By Erik Zygmont
Whatever Mary Gunning said in her job interview for Catholic Charities’ Head Start is lost to history, but we know what she told her friends after she took the job.
“Oh, I’m going to do this for a year or so until something better comes along.”
On April 23, Gunning found herself on stage at the Catholic Charities Annual Dinner, accepting a Distinguished Service Award for her 33 years of improving the lives of children and their families through Head Start.
“Well, quite simply, nothing better has come along,” Gunning, 58, told a crowd of several hundred at the Renaissance Baltimore Harborplace Hotel. “I may have had several opportunities to explore jobs where I would have received a higher salary, yet every one of my (Catholic) Charities colleagues in this room knows that’s not why we’re here.”
Gunning – and others at the event – referenced a counterintuitive aspect of giving.
“We are often loved, served and taught in a far greater way by the inspiring and resilient individuals and families who receive our services,” she said.
The evening, in fact, honored those people, too. The event’s theme, “The Power of One,” spoke to the positive difference a single compassionate person can make, but also to the enormous impact a compassionate act – however tiny in the cosmic sense – can have on the recipient.
At My Sister’s Place Women’s Center, a woman named Joy found the inspiration to break a 20-year stretch of addiction, find permanent housing, establish employment and reconnect with the son she had neglected in her trials.
“These women (at My Sister’s Place) cared about me unconditionally,” Joy said. “They simply wanted me to do better and be the woman I was created to be.”
Paying it forward, Joy, now four years clean, serves her community through Benevolent Baskets, a jobs program of My Sister’s Place.
Gunning – who has worked out of the Pigtown location of Catholic Charities Head Start of Baltimore City since 1990 – has seen many of the recipients of her agency’s services do the same thing. Sixty percent of Head Start staff are former Head Start parents, but they have always served in one capacity or another, Gunning said.
“They were very open in sharing the realities of their lives with me, and they kind of nurtured me as I learned on the job every day,” she said, “working with families who live in material poverty.”
Gunning attributes the unusually long-running enthusiasm she has felt for her job to the healthy work-life balance she has struck. A lifelong athlete – she was inducted into the Athletics Hall of Fame for her alma mater, Notre Dame Preparatory School, in 2010. Gunning plays basketball to this day and officiates girls’ basketball and lacrosse games.
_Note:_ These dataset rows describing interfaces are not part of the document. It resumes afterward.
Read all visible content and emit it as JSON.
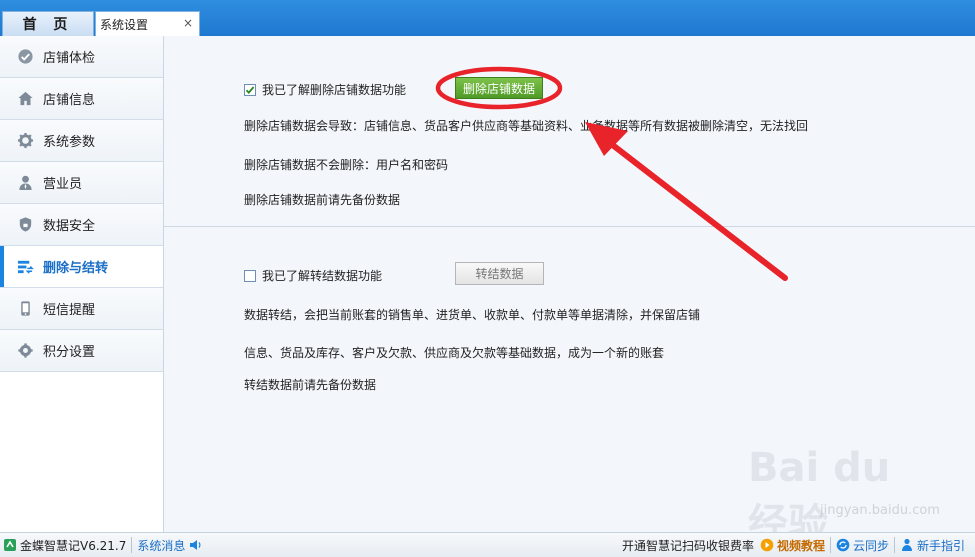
{
  "tabs": {
    "home": "首 页",
    "settings": "系统设置",
    "close_glyph": "×"
  },
  "sidebar": {
    "items": [
      {
        "label": "店铺体检",
        "icon": "check-circle-icon"
      },
      {
        "label": "店铺信息",
        "icon": "house-icon"
      },
      {
        "label": "系统参数",
        "icon": "gear-icon"
      },
      {
        "label": "营业员",
        "icon": "user-icon"
      },
      {
        "label": "数据安全",
        "icon": "shield-icon"
      },
      {
        "label": "删除与结转",
        "icon": "transfer-icon",
        "active": true
      },
      {
        "label": "短信提醒",
        "icon": "phone-icon"
      },
      {
        "label": "积分设置",
        "icon": "cog-small-icon"
      }
    ]
  },
  "delete_section": {
    "checkbox_label": "我已了解删除店铺数据功能",
    "checked": true,
    "button_label": "删除店铺数据",
    "line1": "删除店铺数据会导致：店铺信息、货品客户供应商等基础资料、业务数据等所有数据被删除清空，无法找回",
    "line2": "删除店铺数据不会删除：用户名和密码",
    "line3": "删除店铺数据前请先备份数据"
  },
  "transfer_section": {
    "checkbox_label": "我已了解转结数据功能",
    "checked": false,
    "button_label": "转结数据",
    "line1": "数据转结，会把当前账套的销售单、进货单、收款单、付款单等单据清除，并保留店铺",
    "line2": "信息、货品及库存、客户及欠款、供应商及欠款等基础数据，成为一个新的账套",
    "line3": "转结数据前请先备份数据"
  },
  "statusbar": {
    "app_version": "金蝶智慧记V6.21.7",
    "messages": "系统消息",
    "promo": "开通智慧记扫码收银费率",
    "video": "视频教程",
    "sync": "云同步",
    "guide": "新手指引"
  },
  "colors": {
    "accent": "#1b83e0",
    "green_button": "#5fa82f",
    "annotation_red": "#e8232a"
  },
  "watermark": {
    "main": "Bai du 经验",
    "sub": "jingyan.baidu.com"
  }
}
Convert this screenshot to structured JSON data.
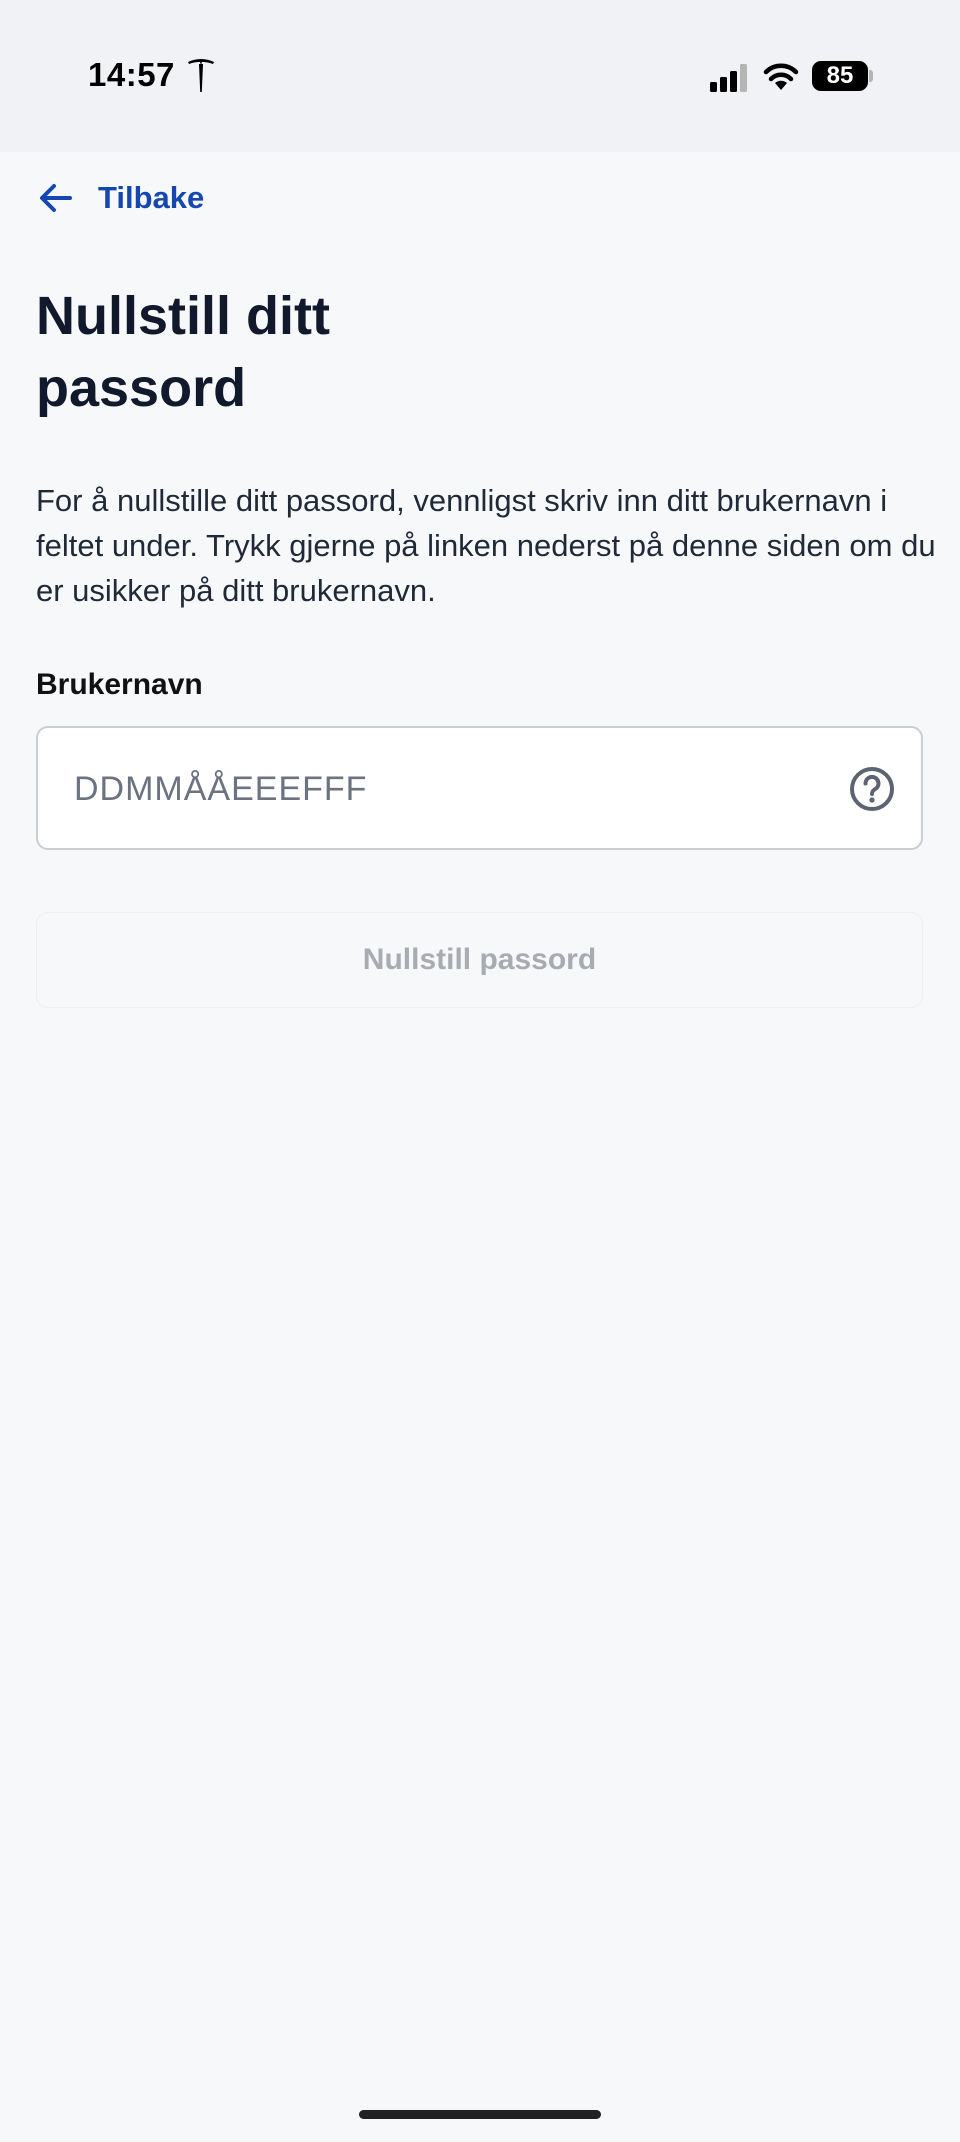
{
  "status_bar": {
    "time": "14:57",
    "battery": "85",
    "icons": [
      "tesla-icon",
      "cellular-signal-icon",
      "wifi-icon",
      "battery-icon"
    ]
  },
  "nav": {
    "back_label": "Tilbake",
    "back_icon": "arrow-left-icon"
  },
  "page": {
    "title": "Nullstill ditt passord",
    "description": "For å nullstille ditt passord, vennligst skriv inn ditt brukernavn i feltet under. Trykk gjerne på linken nederst på denne siden om du er usikker på ditt brukernavn."
  },
  "form": {
    "username_label": "Brukernavn",
    "username_value": "",
    "username_placeholder": "DDMMÅÅEEEFFF",
    "help_icon": "question-circle-icon",
    "submit_label": "Nullstill passord",
    "submit_enabled": false
  },
  "colors": {
    "accent": "#1646b0",
    "title": "#111a2c",
    "background": "#f7f8fa",
    "disabled_text": "#a8abb2"
  }
}
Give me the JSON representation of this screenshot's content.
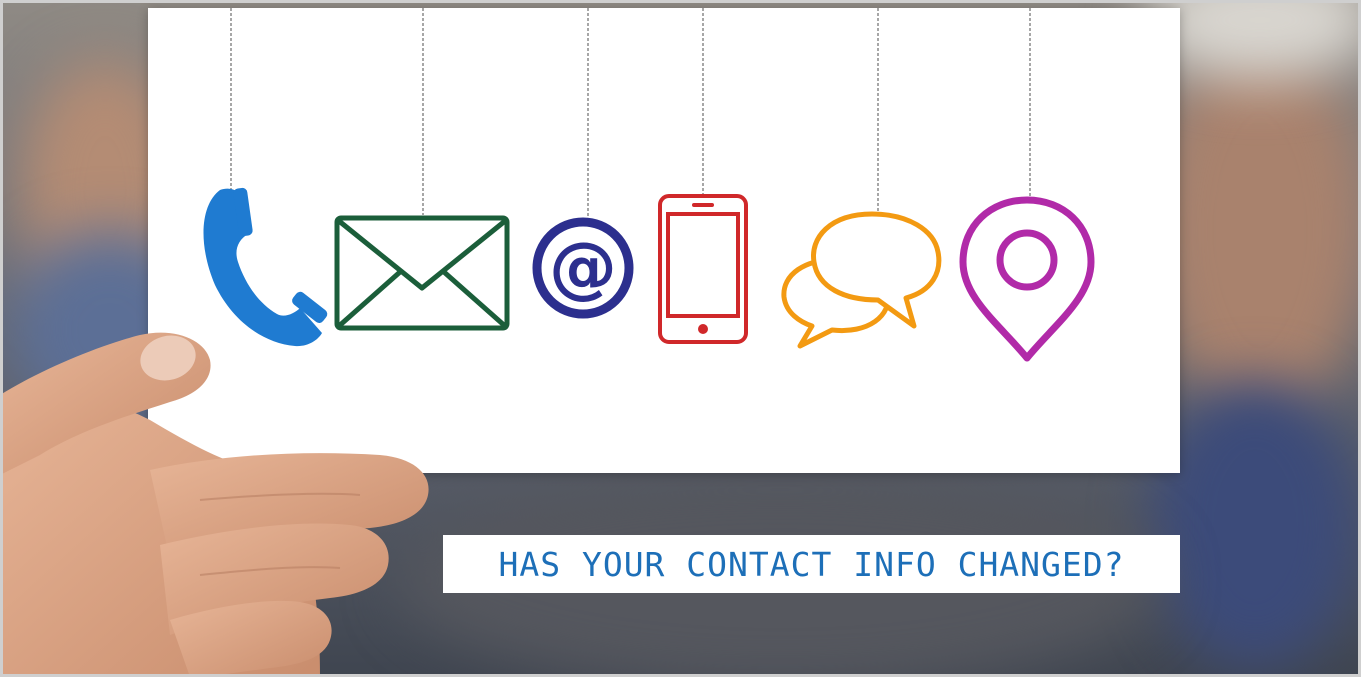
{
  "caption": {
    "text": "HAS YOUR CONTACT INFO CHANGED?",
    "color": "#1d6fb8"
  },
  "icons": [
    {
      "name": "phone-icon",
      "color": "#1f7bd1"
    },
    {
      "name": "envelope-icon",
      "color": "#1b5e3a"
    },
    {
      "name": "at-sign-icon",
      "color": "#2c2f8e"
    },
    {
      "name": "mobile-phone-icon",
      "color": "#d0282a"
    },
    {
      "name": "chat-bubbles-icon",
      "color": "#f39a12"
    },
    {
      "name": "location-pin-icon",
      "color": "#b12aa8"
    }
  ],
  "at_glyph": "@"
}
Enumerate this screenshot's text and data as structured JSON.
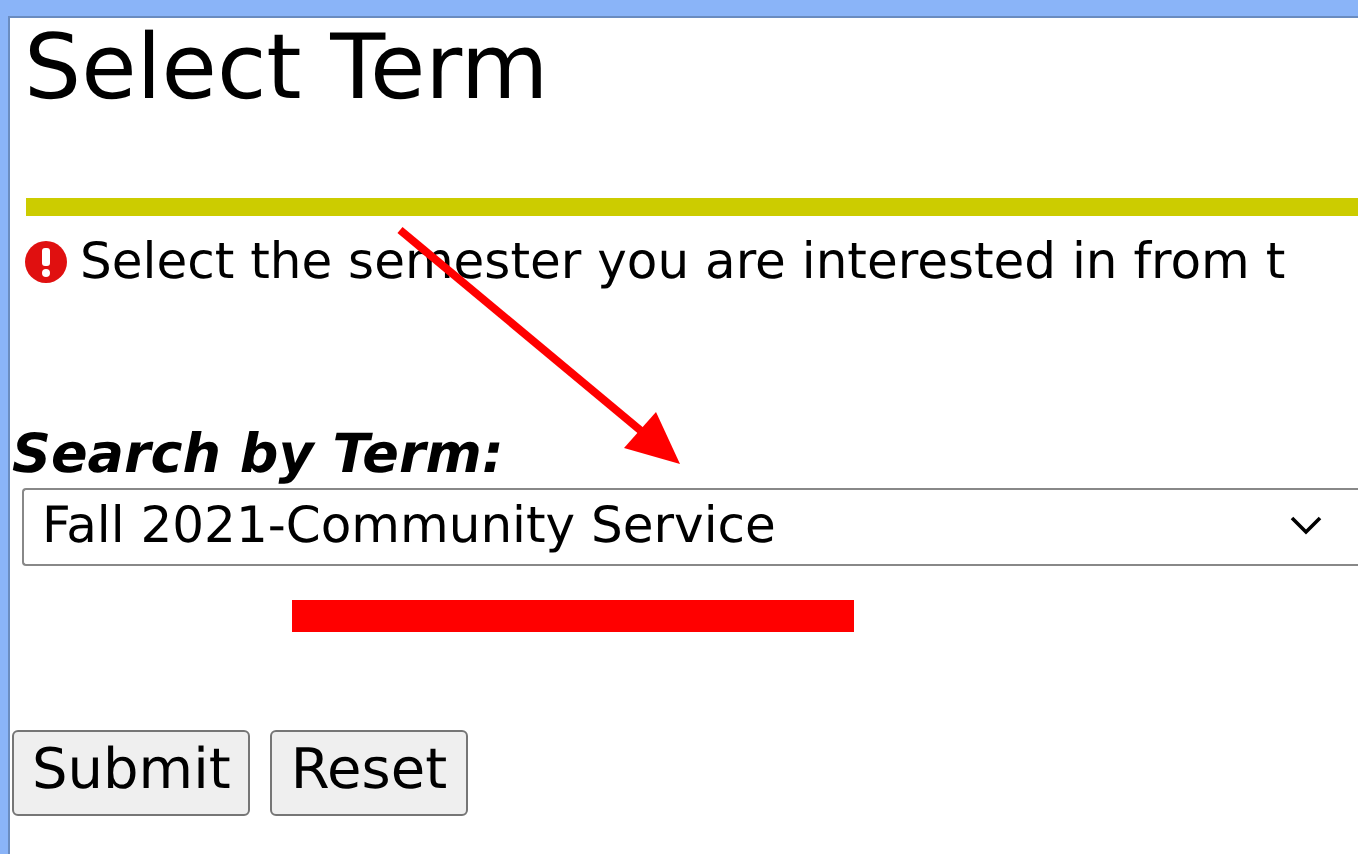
{
  "page": {
    "title": "Select Term"
  },
  "message": {
    "kind": "error",
    "text": "Select the semester you are interested in from t"
  },
  "search": {
    "label": "Search by Term:",
    "value": "Fall 2021-Community Service"
  },
  "buttons": [
    "Submit",
    "Reset"
  ],
  "annotations": {
    "arrow": {
      "color": "#ff0000"
    },
    "underline": {
      "color": "#ff0000"
    }
  }
}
Congratulating Gunning and her fellow Distinguished Service Award recipient, John McLaughlin, president and CEO of DAP Products Inc., Catholic Charities Executive Director William McCarthy Jr. again referenced The Power of One.
“We may never see the eradication of the issues we address – poverty, homelessness, mental illness, abuse and disability,” McCarthy said. “Yet we make an impact by getting involved in these pervasive issues because we know that our work makes life better for people.”
Also honored for its impact was the Institute of Notre Dame, recipient of the Anne Lindsey Otenasek Youth Service Award, which is given to high school students in recognition of outstanding volunteer service with Catholic Charities. The award recalls the service of Anne Lindsey Otenasek, a passenger on the ill-fated Pan American Flight 103 who had been an avid volunteer at Gallagher Services.
“I know that Institute of Notre Dame Principal Kathleen Casey, President Dr. Funke and Sister Hildie join me in saying that we are humbled and honored by this award because service is something that we try to practice every day at the Institute of Notre Dame,” said Michael Reeb, English and journalism instructor at the all-girls high school in Baltimore.
Catholic Charities also named five of its employees Mission in Action Award recipients, including Darnell Bias of St. Vincent’s Villa; Robin Johnson of My Sister’s Place; Tyra Parker of the Weinberg Housing and Resource Center; Coral Ross of Catholic Charities Senior Communities; and Suzie Templeton of Villa Maria Outpatient Clinic.
Archbishop William E. Lori offered closing remarks for the evening.
“It is a godsend and it is a grace that every single day, Catholic Charities is out there affirming human dignity and making our community a better place,” he said.